Court Upholds Forestry Commission's Clear-Felling Policy in Judicial Review Case

Citation: [2023] EWHC 3332 (Admin)
Judgment on


The case of Robert Zachery Cox, R (on the application of) v Forestry Commission deals with the judicial review of the Forestry Commission’s decision to continue clear-felling in the New Forest National Park and across England. The claimant, Mr. Cox, challenged the Forestry Commission’s refusal to review its clear-felling policy, alleging that it caused irreversible harm to nature and was disproportionate in any and all circumstances.

Key Facts

Mr. Cox sought judicial review after the Commission declined to review its clear-felling policy, claiming that the practice is detrimental to nature, specifically citing harm to the protected species, pine martens, and violations of his human rights. His application was initially refused by Calver J, who noted issues with the promptness of the claim and a lack of merit. The claimant renewed his application, distilling his original seven grounds into two broader grounds, focusing on the unlawfulness of the refusal to review the policy and the failure to provide details that would enable a challenge to ongoing clear-felling outside the New Forest Inclosures Forest Plan (NFIFP).

The principal legal issues at stake in this case involve the requirements for a justiciable review of policy application, the duty of a public body to act within statutory and policy frameworks, adherence to the proper process for engaging in pre-action correspondence, and the timing implications for bringing a judicial review claim.
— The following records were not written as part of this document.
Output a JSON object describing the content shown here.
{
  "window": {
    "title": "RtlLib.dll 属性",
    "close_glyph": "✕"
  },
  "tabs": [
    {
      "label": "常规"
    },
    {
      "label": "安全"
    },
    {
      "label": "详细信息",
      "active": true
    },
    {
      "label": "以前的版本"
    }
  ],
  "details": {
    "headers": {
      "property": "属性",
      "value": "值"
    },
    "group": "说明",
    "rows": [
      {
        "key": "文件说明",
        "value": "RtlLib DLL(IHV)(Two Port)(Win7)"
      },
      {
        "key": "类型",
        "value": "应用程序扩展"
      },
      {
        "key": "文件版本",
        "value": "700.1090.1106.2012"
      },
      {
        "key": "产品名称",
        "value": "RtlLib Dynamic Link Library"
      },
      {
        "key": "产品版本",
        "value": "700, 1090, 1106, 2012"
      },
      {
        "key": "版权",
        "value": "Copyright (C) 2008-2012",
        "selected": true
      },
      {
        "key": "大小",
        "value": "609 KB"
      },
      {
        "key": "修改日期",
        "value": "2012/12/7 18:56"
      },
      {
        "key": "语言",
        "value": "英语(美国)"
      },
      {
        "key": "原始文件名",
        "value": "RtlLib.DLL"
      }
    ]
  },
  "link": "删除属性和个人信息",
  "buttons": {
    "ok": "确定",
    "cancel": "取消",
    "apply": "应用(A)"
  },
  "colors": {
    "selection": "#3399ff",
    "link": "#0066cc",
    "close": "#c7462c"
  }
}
The court applied several specific legal principles, including:

  • Promptness of Judicial Review: The judgment referenced R (Badmus) v SS for the Home Department [2020] EWCA Civ 657, emphasizing timeliness in challenging policies, and it was noted that the claim should have been made when the claimant first became affected by the measure in question.
  • Continuing Unlawfulness: The Arnold White Estates Ltd v The Forestry Commission [2022] EWCA Civ 1304 case was cited to reject the notion that ongoing correspondence could reset the timing for initiating judicial review.
  • Wednesbury Unreasonableness: The claimant’s assertion that the ongoing application of the clear-felling policy was no longer rational due to harm to animal species and other factors aligns with considerations of whether a decision is so unreasonable that no reasonable authority would ever consider it.
  • Duty to Review Policy: Mr. Semakula, representing the Forestry Commission, argued that there was no duty to review the policy outside its predetermined timeframe and that the brunt of the claimant’s challenge was against the clear-felling policy itself, which had been in place since 2017 and implemented by the NFIFP in 2019.


Mrs. Justice Cutts upheld the initial refusal, agreeing with Calver J’s assessment:
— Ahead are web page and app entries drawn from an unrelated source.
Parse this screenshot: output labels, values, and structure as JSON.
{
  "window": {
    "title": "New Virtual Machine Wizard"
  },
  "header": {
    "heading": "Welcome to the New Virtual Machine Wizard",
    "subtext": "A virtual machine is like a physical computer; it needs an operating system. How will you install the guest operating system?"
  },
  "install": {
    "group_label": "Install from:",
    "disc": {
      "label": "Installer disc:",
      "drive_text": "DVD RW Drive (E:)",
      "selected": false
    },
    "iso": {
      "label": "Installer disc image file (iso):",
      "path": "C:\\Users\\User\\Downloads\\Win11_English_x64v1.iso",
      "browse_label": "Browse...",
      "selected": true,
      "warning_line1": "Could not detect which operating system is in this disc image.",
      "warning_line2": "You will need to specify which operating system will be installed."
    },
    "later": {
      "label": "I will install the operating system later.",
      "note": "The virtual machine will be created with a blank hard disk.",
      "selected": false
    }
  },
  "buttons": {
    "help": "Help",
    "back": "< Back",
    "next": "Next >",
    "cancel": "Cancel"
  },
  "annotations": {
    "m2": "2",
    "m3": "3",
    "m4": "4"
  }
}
  • The claim challenged the underlying policy and not just its application or interpretation.
  • The challenge was not brought promptly, as required for judicial review, and no new material facts justified revisiting the issue.
  • The costs were awarded to the defendant, capped due to the claim being classified under the Aarhus Convention.
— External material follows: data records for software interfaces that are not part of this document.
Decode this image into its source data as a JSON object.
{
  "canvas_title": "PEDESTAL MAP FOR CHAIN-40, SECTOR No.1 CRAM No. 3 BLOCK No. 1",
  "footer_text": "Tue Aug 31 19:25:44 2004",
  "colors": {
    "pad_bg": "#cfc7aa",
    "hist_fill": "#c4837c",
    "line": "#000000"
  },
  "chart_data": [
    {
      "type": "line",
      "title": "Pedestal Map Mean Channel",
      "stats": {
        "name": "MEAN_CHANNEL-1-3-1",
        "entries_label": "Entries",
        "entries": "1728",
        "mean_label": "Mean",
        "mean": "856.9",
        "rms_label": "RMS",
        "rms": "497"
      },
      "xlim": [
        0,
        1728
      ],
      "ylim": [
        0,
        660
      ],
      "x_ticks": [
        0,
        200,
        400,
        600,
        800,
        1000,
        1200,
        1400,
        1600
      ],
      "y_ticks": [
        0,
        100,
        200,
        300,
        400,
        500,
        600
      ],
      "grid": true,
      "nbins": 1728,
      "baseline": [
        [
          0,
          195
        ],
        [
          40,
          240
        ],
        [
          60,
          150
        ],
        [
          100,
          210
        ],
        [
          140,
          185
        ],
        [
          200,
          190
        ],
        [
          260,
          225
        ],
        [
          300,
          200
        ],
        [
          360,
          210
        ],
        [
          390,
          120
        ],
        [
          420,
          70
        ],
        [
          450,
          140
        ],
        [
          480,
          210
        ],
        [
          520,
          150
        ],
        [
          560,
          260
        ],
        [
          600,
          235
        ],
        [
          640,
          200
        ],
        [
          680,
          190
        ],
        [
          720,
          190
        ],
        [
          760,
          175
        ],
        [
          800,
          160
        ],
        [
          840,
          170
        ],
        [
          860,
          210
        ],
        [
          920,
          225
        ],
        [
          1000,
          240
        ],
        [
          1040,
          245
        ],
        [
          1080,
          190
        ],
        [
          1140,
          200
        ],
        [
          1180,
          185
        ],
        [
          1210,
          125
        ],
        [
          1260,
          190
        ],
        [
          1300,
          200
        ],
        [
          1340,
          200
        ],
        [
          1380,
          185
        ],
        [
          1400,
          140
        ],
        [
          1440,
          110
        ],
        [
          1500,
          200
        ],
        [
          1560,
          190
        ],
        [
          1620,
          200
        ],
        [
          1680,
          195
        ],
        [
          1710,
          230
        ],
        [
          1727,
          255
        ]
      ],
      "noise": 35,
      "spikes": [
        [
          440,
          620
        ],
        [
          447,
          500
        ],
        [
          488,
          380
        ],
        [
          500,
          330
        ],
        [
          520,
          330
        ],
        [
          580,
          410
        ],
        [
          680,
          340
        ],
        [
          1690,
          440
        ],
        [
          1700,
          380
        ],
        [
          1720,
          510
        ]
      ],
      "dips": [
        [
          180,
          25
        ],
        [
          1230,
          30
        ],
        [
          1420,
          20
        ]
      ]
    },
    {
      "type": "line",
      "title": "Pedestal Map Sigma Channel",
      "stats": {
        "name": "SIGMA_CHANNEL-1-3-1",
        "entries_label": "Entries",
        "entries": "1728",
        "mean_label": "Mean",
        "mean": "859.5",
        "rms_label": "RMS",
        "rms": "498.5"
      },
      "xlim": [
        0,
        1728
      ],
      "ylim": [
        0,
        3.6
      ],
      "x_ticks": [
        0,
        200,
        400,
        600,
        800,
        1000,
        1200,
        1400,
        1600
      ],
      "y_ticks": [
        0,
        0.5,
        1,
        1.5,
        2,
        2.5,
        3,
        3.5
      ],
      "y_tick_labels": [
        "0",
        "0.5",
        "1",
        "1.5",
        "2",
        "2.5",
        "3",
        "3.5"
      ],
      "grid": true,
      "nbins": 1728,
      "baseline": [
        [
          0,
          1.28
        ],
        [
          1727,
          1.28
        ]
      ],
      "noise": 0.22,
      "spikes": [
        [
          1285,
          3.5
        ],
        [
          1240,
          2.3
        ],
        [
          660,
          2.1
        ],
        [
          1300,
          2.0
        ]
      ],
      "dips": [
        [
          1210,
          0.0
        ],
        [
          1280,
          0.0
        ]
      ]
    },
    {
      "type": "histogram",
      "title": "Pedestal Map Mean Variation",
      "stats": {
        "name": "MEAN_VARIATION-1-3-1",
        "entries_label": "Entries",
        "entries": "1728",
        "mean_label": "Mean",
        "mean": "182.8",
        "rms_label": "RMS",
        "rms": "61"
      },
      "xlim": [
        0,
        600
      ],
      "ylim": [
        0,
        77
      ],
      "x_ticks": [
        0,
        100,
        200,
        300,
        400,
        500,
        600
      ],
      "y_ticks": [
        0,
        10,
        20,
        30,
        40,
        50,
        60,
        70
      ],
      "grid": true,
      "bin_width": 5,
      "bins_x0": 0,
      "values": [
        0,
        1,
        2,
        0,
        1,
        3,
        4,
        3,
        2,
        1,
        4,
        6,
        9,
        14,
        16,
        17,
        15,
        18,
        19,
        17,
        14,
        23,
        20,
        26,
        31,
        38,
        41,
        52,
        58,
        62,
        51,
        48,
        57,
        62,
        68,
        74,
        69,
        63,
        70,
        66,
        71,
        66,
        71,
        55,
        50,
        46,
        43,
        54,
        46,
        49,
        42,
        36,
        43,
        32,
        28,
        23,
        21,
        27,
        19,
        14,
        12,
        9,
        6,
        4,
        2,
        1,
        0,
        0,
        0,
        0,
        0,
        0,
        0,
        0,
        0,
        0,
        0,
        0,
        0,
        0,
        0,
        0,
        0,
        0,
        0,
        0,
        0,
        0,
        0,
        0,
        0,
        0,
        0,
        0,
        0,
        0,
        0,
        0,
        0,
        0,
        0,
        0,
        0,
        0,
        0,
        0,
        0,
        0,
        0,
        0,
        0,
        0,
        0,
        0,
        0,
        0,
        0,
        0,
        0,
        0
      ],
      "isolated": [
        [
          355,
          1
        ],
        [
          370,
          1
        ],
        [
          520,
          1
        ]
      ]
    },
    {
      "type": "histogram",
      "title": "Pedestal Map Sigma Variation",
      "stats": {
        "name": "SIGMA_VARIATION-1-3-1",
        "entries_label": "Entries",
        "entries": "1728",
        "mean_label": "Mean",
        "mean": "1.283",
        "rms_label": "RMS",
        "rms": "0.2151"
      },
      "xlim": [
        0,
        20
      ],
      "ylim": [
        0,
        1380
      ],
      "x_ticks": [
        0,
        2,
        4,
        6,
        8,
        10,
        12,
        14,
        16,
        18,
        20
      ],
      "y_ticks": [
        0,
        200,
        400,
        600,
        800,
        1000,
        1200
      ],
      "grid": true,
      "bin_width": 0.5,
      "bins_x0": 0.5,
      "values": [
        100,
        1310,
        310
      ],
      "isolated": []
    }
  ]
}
In conclusion, Robert Zachery Cox, R (on the application of) v Forestry Commission [2023] EWHC 3332 (Admin) showcases the importance of prompt action in judicial review cases, the necessity of clarity in identifying the real grievance in a challenge, and the impact of factual changes on the rationality of policy implementation. This case reaffirms that public bodies have latitude in the exercise of their statutory functions within a lawfully adopted policy and that not every policy decision is open to judicial review, especially if claims are not brought within an appropriate timeframe or without substantive new information.